The 3rd Company of the 301st Lithuanian Territorial Defence Force Battalion was also engaged in the vicinity of the nearby village of Tołominowo by the 13th Brigade. This engagement also ended in a decisive Polish victory.

During the fighting in Murowana Oszmianka and Tołminowo, the 301st Lithuanian Territorial Defence Force Battalion was practically destroyed. Only its 4th Company managed to evade the Polish forces and retreat. The Lithuanian Territorial Defence Force lost at least 50 men, with 60 more wounded and more than 300 taken prisoner: 117 of the prisoners were taken in Tołminowo. After the fighting had come to an end, all Lithuanian prisoners were disarmed (the Polish resistance forces thereby gained one mortar and seven machine guns) and released with only their underwear and helmets. The Lithuanian officers were given letters from Krzyżanowski, the Armia Krajowa commander in the Vilnius region, addressed to LTDF commander, General Povilas Plechavičius, appealing for an end to Lithuanian and German collaboration, an end to Lithuanian anti-Polish policies and a joint effort to combat the Germans. In response, the Lithuanians demanded that the Poles either abandon the Vilnius region, which was in dispute between Poles and Lithuanians, or subordinate themselves to the Lithuanians in their struggle against the Soviets. The Poles refused all these demands, and the Lithuanians refused to co-operate with them.
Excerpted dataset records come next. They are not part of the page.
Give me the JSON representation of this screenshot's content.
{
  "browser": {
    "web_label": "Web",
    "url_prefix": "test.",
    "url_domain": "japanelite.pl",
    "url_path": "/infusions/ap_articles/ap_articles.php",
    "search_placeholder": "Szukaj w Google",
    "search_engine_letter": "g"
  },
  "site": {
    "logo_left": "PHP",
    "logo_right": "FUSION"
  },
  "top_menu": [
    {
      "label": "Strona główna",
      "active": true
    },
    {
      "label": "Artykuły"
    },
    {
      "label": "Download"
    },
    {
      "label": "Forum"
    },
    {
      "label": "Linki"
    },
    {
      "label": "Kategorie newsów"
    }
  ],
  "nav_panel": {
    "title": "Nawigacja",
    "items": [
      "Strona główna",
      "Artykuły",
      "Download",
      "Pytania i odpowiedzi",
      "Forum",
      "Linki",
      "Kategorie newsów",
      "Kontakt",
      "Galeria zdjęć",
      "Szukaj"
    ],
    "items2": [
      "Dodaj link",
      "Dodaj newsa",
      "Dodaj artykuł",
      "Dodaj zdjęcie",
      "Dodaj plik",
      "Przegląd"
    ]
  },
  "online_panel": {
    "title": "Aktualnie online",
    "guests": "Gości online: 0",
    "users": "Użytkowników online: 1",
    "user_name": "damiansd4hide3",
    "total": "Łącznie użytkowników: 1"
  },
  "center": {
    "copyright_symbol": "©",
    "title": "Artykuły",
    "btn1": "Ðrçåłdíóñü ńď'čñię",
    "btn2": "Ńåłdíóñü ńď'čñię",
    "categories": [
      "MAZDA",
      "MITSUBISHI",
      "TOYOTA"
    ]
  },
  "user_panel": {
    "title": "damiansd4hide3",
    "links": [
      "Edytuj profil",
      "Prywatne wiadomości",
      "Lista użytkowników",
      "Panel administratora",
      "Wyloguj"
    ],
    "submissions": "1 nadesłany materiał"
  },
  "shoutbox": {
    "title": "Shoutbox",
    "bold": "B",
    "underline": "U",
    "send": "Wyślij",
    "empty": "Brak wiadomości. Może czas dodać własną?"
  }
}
After their defeat in the 'Battle of Murowana Oszmianka' and other skirmishes with the Armia Krajowa, the Lithuanian Territorial Defence Force was found to have been weakened to the extent that Plechavičius and his officers were judged by the Germans to be useless, and were relieved of command. Soon after this, these officers were arrested and their organisation was dissolved.